- **DATA EXCERPTS**:
● ● ● ● ●

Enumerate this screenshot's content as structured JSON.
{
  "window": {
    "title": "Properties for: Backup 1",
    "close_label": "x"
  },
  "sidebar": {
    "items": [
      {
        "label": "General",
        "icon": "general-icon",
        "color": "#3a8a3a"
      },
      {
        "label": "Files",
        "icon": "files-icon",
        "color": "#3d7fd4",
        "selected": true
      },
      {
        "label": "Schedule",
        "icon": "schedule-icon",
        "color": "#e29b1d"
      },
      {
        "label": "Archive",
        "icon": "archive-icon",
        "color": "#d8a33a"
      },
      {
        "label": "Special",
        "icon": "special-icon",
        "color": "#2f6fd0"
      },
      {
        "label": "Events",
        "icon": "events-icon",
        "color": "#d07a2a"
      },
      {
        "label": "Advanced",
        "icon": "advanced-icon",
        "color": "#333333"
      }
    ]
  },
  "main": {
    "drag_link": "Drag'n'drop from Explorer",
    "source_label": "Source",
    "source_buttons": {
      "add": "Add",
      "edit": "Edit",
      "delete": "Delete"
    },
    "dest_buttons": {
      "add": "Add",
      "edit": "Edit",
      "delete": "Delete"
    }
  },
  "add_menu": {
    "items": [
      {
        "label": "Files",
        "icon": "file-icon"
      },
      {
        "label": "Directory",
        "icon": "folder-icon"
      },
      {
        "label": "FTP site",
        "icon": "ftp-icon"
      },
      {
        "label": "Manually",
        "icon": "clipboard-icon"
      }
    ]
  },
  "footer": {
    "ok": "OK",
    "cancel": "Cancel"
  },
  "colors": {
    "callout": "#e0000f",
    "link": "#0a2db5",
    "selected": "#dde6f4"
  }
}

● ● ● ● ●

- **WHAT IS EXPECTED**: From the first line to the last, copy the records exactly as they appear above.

- **SOLUTION BELOW**:
Enumerate this screenshot's content as structured JSON.
{
  "window": {
    "title": "Properties for: Backup 1",
    "close_label": "x"
  },
  "sidebar": {
    "items": [
      {
        "label": "General",
        "icon": "general-icon",
        "color": "#3a8a3a"
      },
      {
        "label": "Files",
        "icon": "files-icon",
        "color": "#3d7fd4",
        "selected": true
      },
      {
        "label": "Schedule",
        "icon": "schedule-icon",
        "color": "#e29b1d"
      },
      {
        "label": "Archive",
        "icon": "archive-icon",
        "color": "#d8a33a"
      },
      {
        "label": "Special",
        "icon": "special-icon",
        "color": "#2f6fd0"
      },
      {
        "label": "Events",
        "icon": "events-icon",
        "color": "#d07a2a"
      },
      {
        "label": "Advanced",
        "icon": "advanced-icon",
        "color": "#333333"
      }
    ]
  },
  "main": {
    "drag_link": "Drag'n'drop from Explorer",
    "source_label": "Source",
    "source_buttons": {
      "add": "Add",
      "edit": "Edit",
      "delete": "Delete"
    },
    "dest_buttons": {
      "add": "Add",
      "edit": "Edit",
      "delete": "Delete"
    }
  },
  "add_menu": {
    "items": [
      {
        "label": "Files",
        "icon": "file-icon"
      },
      {
        "label": "Directory",
        "icon": "folder-icon"
      },
      {
        "label": "FTP site",
        "icon": "ftp-icon"
      },
      {
        "label": "Manually",
        "icon": "clipboard-icon"
      }
    ]
  },
  "footer": {
    "ok": "OK",
    "cancel": "Cancel"
  },
  "colors": {
    "callout": "#e0000f",
    "link": "#0a2db5",
    "selected": "#dde6f4"
  }
}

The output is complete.